I think it's just a personal decision. I don't know if you can generalize it with this person should go, this person shouldn't. If there's any doubt, then I think the person maybe should err on the safe side of going to school.
You get someone like Sam Querrey, who was capable of winning matches. I had the conversation with Sam last year when he was thinking about it. I said, Listen, you're going to go in, you're going to be the No. 1 player in the country right away.
You're going to be on a team where you're practicing with guys you're just better than every day. I don't know how much you can improve in that situation.
But, you know, if you're not, you still have something -- if you have something to strive for, then college a tennis isn't a bad play at all.
Q. Isn't that a reason to go to college? Tennis, and an educational aspect?
ANDY RODDICK: Absolutely. But I figured it was a tennis question because he was talking about professional tennis players.
Q. Why don't you play doubles more?
ANDY RODDICK: Why don't I play doubles more? Because I'm not very good at it.
Q. We haven't heard what you're doing for your birthday. If we promise not to show up, will you tell us?
ANDY RODDICK: Probably not. I don't know. My mom's trying to get together a dinner for me. I have never -- I've either always been playing the next day or playing that night. I've never actually had an open night for a birthday here. I'm not sure. Probably just a dinner with some friends.

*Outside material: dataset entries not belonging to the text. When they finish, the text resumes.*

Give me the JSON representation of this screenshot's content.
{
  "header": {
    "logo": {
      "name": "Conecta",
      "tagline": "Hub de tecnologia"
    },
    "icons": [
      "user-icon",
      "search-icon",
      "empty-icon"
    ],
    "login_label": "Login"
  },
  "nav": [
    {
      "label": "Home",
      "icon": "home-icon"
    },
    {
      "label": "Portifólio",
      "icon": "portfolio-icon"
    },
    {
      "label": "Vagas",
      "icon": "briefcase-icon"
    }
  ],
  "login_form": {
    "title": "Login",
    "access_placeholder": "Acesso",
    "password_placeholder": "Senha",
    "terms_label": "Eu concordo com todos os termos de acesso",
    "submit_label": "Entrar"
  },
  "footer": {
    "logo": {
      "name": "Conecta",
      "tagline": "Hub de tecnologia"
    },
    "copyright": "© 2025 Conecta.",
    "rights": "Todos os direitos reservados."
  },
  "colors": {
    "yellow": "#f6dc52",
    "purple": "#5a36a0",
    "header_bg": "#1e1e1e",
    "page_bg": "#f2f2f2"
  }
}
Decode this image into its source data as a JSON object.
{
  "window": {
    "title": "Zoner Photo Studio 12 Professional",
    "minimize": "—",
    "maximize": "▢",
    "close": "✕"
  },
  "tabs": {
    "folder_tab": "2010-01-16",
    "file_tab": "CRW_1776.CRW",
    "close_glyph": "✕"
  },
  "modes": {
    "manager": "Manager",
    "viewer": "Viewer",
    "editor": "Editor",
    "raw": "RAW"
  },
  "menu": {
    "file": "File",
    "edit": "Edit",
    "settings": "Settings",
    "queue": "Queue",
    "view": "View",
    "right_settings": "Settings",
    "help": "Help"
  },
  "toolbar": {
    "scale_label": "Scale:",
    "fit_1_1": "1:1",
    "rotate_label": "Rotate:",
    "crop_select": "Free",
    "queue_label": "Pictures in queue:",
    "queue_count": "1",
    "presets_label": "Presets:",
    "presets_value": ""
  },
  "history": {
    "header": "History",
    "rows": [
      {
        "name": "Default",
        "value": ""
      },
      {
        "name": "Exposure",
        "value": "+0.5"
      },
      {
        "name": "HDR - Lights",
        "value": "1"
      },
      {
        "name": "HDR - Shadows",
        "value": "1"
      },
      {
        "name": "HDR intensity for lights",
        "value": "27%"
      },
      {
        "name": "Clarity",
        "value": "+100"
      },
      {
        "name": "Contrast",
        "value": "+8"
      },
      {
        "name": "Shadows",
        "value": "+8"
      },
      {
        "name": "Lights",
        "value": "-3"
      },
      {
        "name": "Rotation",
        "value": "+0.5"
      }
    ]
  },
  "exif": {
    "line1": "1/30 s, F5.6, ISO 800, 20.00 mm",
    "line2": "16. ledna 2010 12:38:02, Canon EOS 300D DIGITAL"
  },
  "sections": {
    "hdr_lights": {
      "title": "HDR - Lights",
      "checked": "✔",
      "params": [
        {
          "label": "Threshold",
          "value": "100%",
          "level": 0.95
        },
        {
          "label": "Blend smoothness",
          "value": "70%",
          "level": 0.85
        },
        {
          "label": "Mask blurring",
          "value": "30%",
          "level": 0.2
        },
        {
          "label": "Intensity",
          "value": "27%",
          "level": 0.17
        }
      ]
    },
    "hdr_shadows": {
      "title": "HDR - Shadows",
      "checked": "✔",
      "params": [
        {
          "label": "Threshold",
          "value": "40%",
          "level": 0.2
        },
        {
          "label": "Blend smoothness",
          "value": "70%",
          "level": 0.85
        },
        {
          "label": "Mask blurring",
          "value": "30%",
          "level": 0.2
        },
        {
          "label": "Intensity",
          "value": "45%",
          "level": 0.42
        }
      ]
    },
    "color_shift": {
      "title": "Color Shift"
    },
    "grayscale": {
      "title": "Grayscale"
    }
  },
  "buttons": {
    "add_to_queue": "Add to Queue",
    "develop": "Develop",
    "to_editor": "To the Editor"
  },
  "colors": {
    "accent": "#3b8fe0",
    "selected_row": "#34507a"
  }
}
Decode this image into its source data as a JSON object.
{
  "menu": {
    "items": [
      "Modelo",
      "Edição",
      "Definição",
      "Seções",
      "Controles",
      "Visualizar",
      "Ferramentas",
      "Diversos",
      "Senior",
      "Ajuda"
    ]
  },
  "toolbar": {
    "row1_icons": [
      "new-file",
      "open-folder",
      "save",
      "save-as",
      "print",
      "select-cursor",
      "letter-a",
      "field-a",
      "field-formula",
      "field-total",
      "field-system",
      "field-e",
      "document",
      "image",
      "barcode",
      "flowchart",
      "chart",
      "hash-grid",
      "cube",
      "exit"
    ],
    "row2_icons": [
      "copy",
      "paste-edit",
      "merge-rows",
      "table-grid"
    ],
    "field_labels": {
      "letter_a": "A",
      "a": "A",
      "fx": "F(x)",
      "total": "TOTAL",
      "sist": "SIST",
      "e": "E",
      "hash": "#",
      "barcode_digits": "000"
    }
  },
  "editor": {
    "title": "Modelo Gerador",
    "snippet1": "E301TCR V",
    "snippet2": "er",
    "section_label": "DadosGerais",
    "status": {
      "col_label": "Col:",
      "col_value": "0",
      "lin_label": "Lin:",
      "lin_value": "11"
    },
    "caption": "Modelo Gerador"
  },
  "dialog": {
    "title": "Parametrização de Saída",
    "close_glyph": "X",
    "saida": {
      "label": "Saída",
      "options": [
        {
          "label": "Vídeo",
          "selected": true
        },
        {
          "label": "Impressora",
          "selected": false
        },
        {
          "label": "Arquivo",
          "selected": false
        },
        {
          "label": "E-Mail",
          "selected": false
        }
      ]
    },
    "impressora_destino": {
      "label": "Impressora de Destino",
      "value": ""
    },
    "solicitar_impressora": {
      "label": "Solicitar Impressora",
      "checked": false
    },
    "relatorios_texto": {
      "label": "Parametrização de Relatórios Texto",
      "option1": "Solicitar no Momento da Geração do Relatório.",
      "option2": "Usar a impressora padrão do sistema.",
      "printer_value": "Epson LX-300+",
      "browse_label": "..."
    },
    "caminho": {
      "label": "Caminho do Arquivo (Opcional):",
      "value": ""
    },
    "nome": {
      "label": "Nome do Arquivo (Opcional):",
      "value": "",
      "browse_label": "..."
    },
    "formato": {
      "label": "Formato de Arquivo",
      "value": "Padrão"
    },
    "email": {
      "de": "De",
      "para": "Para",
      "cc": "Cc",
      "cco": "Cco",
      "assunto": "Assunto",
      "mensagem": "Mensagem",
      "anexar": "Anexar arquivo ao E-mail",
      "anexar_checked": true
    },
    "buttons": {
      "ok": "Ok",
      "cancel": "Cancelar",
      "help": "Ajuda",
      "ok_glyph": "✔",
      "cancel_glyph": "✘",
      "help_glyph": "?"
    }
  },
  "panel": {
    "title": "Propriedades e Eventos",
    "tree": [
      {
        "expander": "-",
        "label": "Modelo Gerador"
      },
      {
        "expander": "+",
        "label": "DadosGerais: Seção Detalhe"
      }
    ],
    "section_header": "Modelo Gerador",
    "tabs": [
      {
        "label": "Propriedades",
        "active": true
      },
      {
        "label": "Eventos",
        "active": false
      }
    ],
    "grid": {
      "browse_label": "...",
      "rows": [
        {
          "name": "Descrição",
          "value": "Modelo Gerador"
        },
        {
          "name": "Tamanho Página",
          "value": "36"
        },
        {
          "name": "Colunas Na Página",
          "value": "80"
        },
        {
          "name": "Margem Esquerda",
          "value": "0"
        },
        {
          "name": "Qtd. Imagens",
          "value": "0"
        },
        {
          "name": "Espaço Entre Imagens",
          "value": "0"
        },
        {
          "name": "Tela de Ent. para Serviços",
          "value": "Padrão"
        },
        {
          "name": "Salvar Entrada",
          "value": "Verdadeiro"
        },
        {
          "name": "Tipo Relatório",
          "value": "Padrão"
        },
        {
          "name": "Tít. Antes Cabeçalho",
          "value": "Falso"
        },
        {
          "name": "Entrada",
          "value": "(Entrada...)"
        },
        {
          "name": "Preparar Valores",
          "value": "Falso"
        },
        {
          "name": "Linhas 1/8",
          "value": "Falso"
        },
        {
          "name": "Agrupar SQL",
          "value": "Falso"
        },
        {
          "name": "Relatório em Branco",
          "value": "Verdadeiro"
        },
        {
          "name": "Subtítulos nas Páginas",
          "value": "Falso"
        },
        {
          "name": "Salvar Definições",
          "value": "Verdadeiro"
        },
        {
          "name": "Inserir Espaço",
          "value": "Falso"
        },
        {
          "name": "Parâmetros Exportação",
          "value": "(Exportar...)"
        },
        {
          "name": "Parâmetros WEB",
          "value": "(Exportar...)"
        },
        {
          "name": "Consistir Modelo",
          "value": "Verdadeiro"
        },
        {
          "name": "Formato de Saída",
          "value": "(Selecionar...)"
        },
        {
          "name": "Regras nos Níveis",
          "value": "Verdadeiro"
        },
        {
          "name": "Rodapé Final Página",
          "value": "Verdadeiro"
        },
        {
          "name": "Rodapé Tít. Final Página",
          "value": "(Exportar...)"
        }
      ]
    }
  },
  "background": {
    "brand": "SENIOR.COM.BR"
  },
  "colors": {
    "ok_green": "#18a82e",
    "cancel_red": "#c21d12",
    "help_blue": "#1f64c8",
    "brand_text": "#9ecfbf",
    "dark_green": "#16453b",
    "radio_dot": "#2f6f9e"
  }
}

Q. Is there something new with your charity bracelet?
ANDY RODDICK: Yeah, we just did a red, white and blue one for the US Open Series, then for the Davis Cup semis, as well. Just switching it up a little.
End of FastScripts